In order to help network vendors and service providers test their IPv6 transition solutions, the Internet Society (ISOC) has organized World IPv6 Day for July 8th, 2011.

Visibility into network traffic provides vital information needed to manage IPv6 deployments. Even if an organization has no immediate plans to support IPv6, it is very likely that there is already IPv6 traffic present on the network since IPv6 support is enabled by default on many operating systems. Serious performance and security problems can result if IPv6 traffic isn't carefully monitored and managed.

The sFlow standard fully supports IPv6 monitoring. Most switch vendors include sFlow monitoring within their switch hardware, providing the visibility needed to manage the transition to IPv6, reporting on all IPv4 and IPv6 traffic as well as the different encapsulation and tunneling protocols for IPv6 transition.
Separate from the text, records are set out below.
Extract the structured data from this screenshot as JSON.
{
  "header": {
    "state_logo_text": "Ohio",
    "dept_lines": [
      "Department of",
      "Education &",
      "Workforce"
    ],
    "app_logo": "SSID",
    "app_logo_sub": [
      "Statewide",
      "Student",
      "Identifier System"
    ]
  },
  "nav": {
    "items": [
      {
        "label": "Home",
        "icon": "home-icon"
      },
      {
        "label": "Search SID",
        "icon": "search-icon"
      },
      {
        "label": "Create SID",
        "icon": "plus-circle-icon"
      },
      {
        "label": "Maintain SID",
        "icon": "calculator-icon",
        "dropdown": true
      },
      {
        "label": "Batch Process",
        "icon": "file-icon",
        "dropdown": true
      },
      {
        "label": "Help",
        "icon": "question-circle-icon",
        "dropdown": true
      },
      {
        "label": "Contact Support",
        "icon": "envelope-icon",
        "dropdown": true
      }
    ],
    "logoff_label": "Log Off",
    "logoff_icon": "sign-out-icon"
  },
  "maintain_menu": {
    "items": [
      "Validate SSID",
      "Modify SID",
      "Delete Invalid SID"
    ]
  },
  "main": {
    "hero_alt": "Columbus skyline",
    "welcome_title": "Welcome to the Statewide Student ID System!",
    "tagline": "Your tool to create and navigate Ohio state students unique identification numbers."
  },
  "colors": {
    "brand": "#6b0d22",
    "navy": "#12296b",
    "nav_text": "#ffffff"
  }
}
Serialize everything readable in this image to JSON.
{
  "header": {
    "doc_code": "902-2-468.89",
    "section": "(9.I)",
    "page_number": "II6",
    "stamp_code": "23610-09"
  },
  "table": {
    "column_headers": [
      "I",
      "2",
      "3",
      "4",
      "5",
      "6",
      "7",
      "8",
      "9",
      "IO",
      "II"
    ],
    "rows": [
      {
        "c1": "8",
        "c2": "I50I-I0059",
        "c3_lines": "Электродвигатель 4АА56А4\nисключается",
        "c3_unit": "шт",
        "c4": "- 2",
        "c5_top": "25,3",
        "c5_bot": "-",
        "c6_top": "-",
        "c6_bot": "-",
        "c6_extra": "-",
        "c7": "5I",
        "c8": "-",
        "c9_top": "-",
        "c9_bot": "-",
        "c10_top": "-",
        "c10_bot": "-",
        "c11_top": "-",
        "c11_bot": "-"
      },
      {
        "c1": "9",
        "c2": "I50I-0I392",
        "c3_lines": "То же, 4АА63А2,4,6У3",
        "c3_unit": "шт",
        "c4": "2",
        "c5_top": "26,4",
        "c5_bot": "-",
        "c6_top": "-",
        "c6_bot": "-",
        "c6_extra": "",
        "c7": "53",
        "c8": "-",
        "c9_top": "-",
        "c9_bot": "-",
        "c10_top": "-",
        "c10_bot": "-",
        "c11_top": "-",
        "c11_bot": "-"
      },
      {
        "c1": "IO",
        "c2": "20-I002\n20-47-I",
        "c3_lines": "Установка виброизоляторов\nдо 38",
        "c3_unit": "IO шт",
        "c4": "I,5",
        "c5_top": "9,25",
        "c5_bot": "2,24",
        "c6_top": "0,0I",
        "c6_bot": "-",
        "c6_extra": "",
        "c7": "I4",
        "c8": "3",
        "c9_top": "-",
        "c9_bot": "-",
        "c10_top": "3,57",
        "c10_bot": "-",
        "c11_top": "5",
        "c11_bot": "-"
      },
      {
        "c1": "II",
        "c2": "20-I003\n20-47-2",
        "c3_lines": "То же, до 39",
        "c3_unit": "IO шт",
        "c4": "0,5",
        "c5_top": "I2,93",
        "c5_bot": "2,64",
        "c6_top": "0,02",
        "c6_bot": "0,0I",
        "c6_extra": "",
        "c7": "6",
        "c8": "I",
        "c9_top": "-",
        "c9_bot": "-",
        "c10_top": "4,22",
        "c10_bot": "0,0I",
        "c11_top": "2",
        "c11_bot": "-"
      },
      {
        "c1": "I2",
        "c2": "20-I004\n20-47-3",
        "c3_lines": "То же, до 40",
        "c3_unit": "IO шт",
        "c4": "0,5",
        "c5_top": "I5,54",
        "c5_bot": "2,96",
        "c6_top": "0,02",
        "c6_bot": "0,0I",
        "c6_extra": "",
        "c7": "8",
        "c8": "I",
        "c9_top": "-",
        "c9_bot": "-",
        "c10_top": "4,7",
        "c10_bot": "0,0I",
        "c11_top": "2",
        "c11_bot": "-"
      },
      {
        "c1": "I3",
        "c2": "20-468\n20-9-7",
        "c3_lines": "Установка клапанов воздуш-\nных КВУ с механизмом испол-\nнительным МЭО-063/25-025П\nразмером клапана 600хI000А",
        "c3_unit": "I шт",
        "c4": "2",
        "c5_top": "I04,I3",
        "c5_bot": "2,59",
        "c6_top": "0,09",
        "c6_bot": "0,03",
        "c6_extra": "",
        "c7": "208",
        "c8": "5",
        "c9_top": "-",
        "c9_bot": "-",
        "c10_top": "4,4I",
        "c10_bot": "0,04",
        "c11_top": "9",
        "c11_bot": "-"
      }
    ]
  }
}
Switches supporting sFlow don't need to be upgraded in order to report on IPv6 traffic, the sFlow data exported by the switches contains packet header information that allows an sFlow analyzer to report on all different types of traffic on the network. The end-to-end visibility provided by sFlow ensures that traffic can be monitored and problems identified wherever they occur in the network.

For example, Amsterdam Internet Exchange (AMS-IX) uses sFlow to track the growth in IPv6 traffic on their network. The following chart trends IPv6 traffic over the last year:

Enabling sFlow monitoring in the network is a critical first step toward managing a smooth transition to IPv6. Proactive deployment of sFlow monitoring ensures that the data is available to troubleshoot and avoid problems as systems are transitioned to an IPv6 world.


  1. Hi,

    I have a question related to IPv6 data obtained from SFLOW that is enabled on our 'Top of Rack' switches. IPv6 data is relatively small compared to IPv4 and we see a lot of variance in the number of measurements we get every five minutes from SFLOW. It is very less in one 5 minute interval but is significant in the next 5 minutes (say 11 -> 350 measurements in 5 minutes).
    Is this expected ? Is there a way to overcome this ?

    1. If isn't much IPv6 traffic then there won't be many sFlow samples - this is expected. You can measure over longer periods to get more accurate results - see Scalability and accuracy of packet sampling